╭──

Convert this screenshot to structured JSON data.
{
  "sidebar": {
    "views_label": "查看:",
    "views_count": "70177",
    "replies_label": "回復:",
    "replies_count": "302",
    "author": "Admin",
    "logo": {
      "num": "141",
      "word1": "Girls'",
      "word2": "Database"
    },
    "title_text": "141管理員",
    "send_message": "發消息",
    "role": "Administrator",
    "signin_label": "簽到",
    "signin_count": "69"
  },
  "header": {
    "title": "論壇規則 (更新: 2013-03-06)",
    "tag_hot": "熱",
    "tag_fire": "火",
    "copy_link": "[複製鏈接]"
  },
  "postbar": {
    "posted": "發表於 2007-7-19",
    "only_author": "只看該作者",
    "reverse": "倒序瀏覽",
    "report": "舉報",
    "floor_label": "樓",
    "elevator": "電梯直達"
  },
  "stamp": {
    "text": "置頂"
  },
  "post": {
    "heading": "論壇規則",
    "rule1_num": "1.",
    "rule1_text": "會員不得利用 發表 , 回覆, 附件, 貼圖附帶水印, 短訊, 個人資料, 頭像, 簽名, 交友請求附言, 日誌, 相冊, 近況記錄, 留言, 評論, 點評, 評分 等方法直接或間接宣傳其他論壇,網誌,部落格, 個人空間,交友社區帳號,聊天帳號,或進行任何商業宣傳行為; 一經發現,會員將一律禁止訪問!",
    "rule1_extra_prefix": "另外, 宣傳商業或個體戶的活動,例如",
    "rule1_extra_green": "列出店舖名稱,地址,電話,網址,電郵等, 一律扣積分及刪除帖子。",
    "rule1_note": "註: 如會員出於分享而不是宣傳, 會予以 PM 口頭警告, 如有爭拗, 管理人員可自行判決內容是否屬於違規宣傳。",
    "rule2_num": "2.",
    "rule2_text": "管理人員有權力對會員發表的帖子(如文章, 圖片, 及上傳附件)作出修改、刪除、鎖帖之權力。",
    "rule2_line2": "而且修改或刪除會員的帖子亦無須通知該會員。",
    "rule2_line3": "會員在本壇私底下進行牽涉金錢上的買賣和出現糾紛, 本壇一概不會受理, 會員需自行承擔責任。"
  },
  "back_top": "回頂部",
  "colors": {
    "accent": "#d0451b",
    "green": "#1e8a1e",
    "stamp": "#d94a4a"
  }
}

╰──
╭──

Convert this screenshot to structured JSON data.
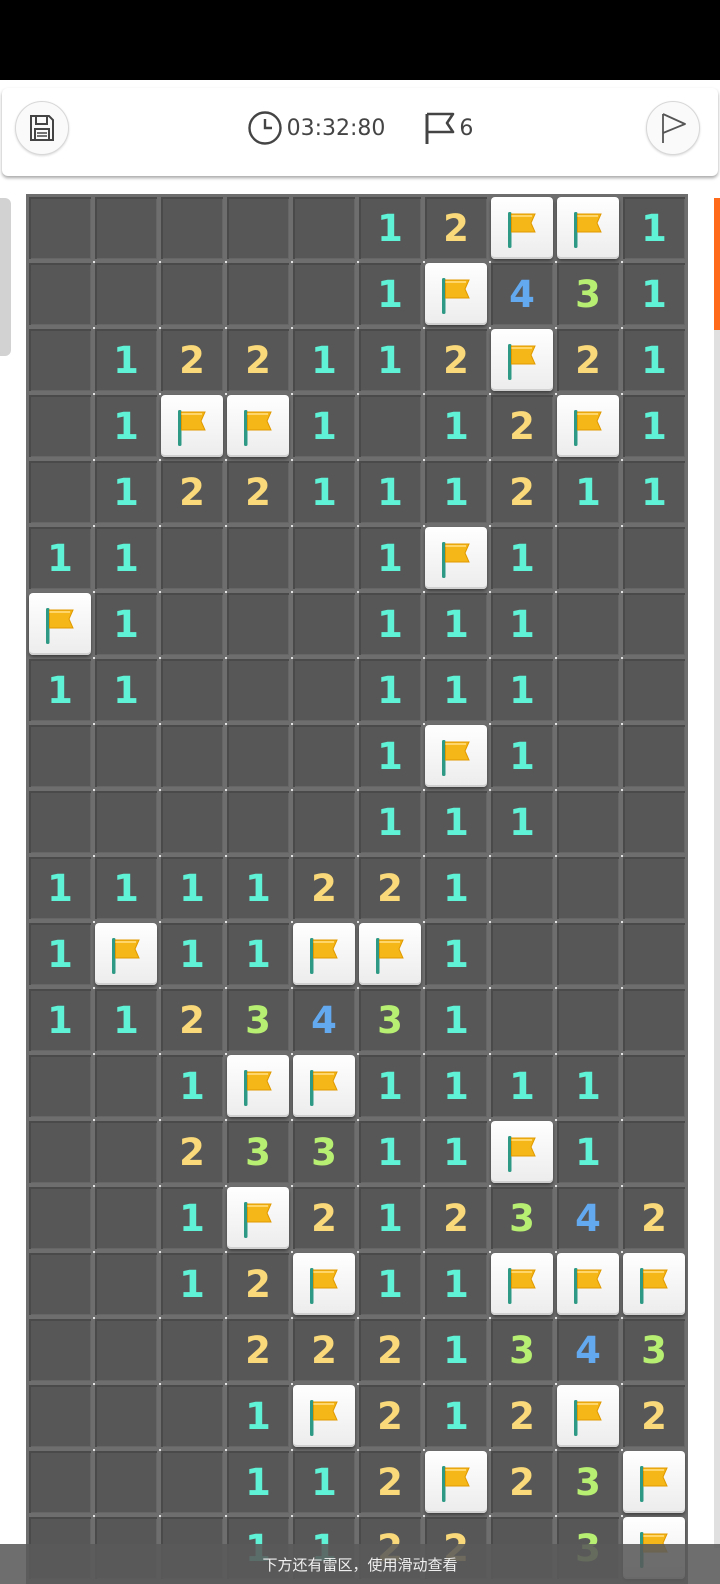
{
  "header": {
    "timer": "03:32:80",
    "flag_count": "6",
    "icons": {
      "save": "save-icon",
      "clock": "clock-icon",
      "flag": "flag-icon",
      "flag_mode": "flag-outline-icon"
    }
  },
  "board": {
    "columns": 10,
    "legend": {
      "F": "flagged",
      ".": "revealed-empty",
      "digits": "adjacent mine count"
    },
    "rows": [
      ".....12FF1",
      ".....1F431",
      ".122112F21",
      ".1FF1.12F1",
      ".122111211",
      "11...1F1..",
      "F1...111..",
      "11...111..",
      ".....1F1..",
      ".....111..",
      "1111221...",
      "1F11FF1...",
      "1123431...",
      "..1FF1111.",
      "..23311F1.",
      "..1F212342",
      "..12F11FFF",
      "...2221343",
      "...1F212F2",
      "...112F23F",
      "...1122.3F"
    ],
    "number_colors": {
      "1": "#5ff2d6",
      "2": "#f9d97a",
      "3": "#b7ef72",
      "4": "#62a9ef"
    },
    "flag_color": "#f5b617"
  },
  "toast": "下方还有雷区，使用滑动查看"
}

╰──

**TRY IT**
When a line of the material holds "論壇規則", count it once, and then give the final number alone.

**WORKED SOLUTION**
2